Jacek Krankowski, a professional translator, has a very interesting discussion of problems involved in translating between languages with grammatical gender marking and those without. Some samples:

The Russian painter Repin was baffled as to why Sin had been depicted as a woman by German artists; he did not realize that “sin” is feminine in German (die Sünde), but masculine in Russian (grekh). Likewise a Russian child, while reading a translation of German tales, was astounded to find that Death, obviously a woman (Russian smert, fem.) was pictured as an old man (German der Tod, masc.). My sister Life, the title of a book of poems by Boris Pasternak, is quite natural in Russian, where ‘life’ is feminine (zhizn), but was enough to reduce to despair the Czech poet Josef Hora in his attempt to translate these poems, since in Czech this noun is masculine (zivot). (1959: 237)
Similarly, the German painter Stuck personified the gruesome war as a man (der Krieg, masc.) while, in contrast, the Polish painter Grotger represented a similar war-like figure as a woman (wojna, fem.) (de Courtenay, 1929: 246)….
In Daphne du Maurier’s gothic-like novel Rebecca, the protagonists, Maxim and his wife, have invited some relatives to their once-deserted manor in the English countryside. After dinner, Maxim’s brother-in-law expresses his admiration for the meal by saying:
Same cook I suppose, Maxim?
There is no later reference in the book to the cook and the sex of this chef de cuisine is never revealed. How does a translator, whose task it is to translate the sentence into a language that shows grammatical gender, cope with this problem? How does he/she know whether the cook is male or female? There seems to be no one agreed solution as five different translations into grammatical gender languages show:
French: la meme cuisinière
Italian : lo stesso cuoco
Spanish: el mismo cocinero
Portuguese: a mesma cozinheira
German: dieselbe Köchin
(Wandruszka 1969: 173)
The example demonstrates that three translators assigned ‘generally female’ and two ‘generally male’ as the social gender of cook.
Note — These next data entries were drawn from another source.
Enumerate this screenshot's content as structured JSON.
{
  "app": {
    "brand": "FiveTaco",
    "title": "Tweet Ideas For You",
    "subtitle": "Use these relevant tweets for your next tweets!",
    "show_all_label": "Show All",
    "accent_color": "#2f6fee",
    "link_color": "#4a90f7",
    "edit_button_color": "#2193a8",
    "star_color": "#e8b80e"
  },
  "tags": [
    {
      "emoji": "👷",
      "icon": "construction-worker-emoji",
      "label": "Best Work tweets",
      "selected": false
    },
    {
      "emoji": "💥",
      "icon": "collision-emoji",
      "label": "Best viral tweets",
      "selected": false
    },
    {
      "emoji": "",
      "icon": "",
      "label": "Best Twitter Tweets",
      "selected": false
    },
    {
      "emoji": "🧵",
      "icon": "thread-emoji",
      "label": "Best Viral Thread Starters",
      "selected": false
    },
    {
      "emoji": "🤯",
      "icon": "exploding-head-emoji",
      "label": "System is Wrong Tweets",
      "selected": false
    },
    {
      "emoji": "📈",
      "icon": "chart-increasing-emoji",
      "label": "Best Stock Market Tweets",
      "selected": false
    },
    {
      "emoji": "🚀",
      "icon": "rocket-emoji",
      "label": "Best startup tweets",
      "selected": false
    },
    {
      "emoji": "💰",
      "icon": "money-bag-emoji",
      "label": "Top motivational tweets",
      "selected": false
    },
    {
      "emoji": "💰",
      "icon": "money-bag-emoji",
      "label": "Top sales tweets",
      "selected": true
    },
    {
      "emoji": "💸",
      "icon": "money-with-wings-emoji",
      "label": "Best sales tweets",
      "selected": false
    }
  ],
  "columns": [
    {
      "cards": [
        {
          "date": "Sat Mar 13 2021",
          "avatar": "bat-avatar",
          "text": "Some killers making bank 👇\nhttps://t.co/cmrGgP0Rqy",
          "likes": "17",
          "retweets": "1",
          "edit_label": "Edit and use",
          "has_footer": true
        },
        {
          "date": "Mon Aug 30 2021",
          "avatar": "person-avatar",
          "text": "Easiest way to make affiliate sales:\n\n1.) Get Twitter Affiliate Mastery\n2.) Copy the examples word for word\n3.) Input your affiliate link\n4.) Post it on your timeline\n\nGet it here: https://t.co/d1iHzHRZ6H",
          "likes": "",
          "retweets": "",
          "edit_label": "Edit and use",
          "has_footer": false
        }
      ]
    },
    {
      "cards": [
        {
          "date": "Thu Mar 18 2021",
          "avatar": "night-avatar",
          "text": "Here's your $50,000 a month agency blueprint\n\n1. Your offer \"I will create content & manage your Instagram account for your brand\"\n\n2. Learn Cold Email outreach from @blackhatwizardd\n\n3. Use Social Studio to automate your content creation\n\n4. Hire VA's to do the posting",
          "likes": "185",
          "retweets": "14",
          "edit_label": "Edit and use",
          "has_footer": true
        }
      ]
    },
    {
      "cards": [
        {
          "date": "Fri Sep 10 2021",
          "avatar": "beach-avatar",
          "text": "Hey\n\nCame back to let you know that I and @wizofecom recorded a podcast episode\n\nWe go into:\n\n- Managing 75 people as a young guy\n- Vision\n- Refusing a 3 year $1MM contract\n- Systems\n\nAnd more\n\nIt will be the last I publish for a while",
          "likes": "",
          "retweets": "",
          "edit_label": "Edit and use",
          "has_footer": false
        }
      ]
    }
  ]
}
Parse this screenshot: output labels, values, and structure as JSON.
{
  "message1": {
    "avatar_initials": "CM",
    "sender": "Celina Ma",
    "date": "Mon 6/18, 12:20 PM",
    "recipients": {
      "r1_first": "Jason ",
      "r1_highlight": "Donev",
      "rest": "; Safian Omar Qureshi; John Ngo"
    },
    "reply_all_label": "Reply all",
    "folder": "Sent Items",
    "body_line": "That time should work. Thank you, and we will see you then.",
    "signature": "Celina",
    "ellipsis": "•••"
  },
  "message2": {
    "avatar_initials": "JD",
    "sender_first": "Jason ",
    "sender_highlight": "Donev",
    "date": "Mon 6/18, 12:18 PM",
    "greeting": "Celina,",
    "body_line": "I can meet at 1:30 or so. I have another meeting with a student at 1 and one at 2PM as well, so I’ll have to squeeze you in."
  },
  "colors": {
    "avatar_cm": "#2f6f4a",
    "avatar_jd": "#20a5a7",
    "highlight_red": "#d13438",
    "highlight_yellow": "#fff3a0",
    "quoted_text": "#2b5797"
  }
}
Whether this is due to the translators’ lack of knowledge as to what type of cook is more likely to be in a noble English manor or whether this is due to their ideological expectations as to what is likely in their own community, is an open question.

He gives several other examples of different translators coping with the same text; I love this sort of thing, and would happily read an entire book of it. [Via Enigmatic Mermaid.]


  1. And then, of course, there are cases where the gender is later revealed, but the original author wanted to keep this information from readers for a little while.

Speak Your Mind